Shallow-water blackouts are relatively common at BUD/S, as trainees struggle through underwater evolutions such as the 50-meter underwater swim, underwater knot tying, and pool competency. While instructors and students alike would often chuckle at a trainee once he was pulled from the pool and revived from his blackout, such instances in the pool are no laughing matter.

This fact was sadly and tragically evidenced last week, as two active-duty SEALs in Little Creek, Virginia—SO1 Seth Cody Lewis and SO1 Brett Allen Marihugh—drowned in the Combat Swimmer Training Facility at the Joint Expeditionary Base, Little Creek, while doing some sort of unspecified breath-hold training. As pointed out in an article here at SOFREP, the two were part of the Advanced Training Command (ATC), and were found at the bottom of the pool at 3 p.m. on Friday, April 24th.
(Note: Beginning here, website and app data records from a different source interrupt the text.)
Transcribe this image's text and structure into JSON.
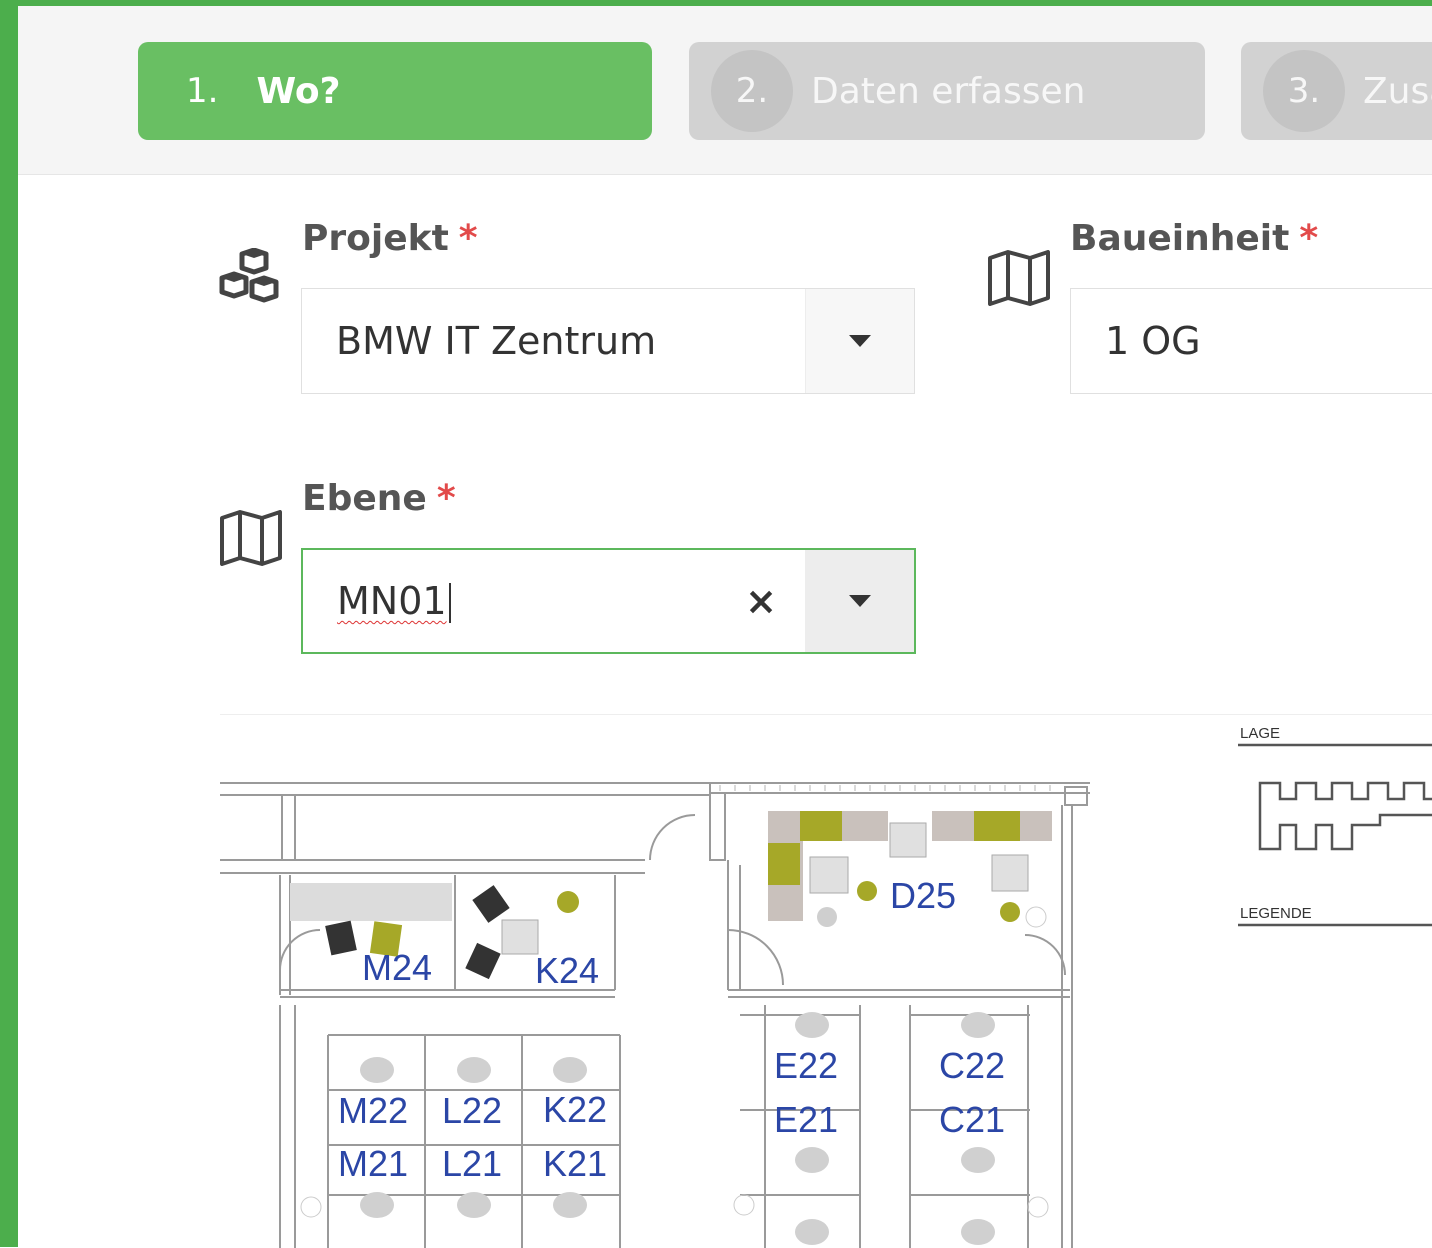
{
  "steps": [
    {
      "number": "1.",
      "label": "Wo?"
    },
    {
      "number": "2.",
      "label": "Daten erfassen"
    },
    {
      "number": "3.",
      "label": "Zusa"
    }
  ],
  "form": {
    "projekt": {
      "label": "Projekt",
      "required": "*",
      "value": "BMW IT Zentrum",
      "icon": "cubes-icon"
    },
    "baueinheit": {
      "label": "Baueinheit",
      "required": "*",
      "value": "1 OG",
      "icon": "map-icon"
    },
    "ebene": {
      "label": "Ebene",
      "required": "*",
      "value": "MN01",
      "clear": "×",
      "icon": "map-icon"
    }
  },
  "floorplan": {
    "lage_label": "LAGE",
    "legende_label": "LEGENDE",
    "rooms": [
      "M24",
      "K24",
      "D25",
      "M22",
      "L22",
      "K22",
      "M21",
      "L21",
      "K21",
      "E22",
      "E21",
      "C22",
      "C21"
    ]
  },
  "colors": {
    "accent": "#5cb85c",
    "required": "#e24a4a",
    "room_label": "#2b46a6",
    "furniture_olive": "#a6a828"
  }
}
As further pointed out in an article in the Norfolk, Virginia-based Virginian Pilot online, a spokesman for Naval Special Warfare Group 2 (NSWG-2) stated that the deaths were being investigated to determine how the accidental drownings occurred.

This heartbreaking scenario is illustrative of the dangers that often accompany pushing oneself and one’s teammates to the absolute physical limits of endurance and performance. SEALs, and other Special Operations Forces (SOF), routinely train in dangerous and extreme conditions. Whether as a result of high altitude, low opening night parachute jumps, complicated nighttime shooting and maneuvering drills in thick woods, or nighttime surf passage operations with motorized inflatable zodiac boats through rough surf zones, SEALs have perished in a number of different training accidents over the decades.

Most members of SOF units accept this risk—to a degree—and often, in fact, thrive on it. They love the adrenaline, and they take pride, and have confidence in, the fact that they and their teammates can keep each other alive. This works very well in combat situations because it is honed in training. SEALs and other SOF members rely on each other to watch one another’s backs. We have to. There are times when there’s no one else out there with us to watch out for us.

That is what makes this most recent double training fatality so tragic. It was not a case of a failing parachute, or a freak blow to the head by a capsizing zodiac’s motor. This was a situation that should have been prevented by someone closely observing those SEALs as they trained underwater.

Where was the instructor pulling them out, giving them O2, and telling them not to go to the light? Why wasn’t another SEAL swimming on the surface, observing them as they held their breath?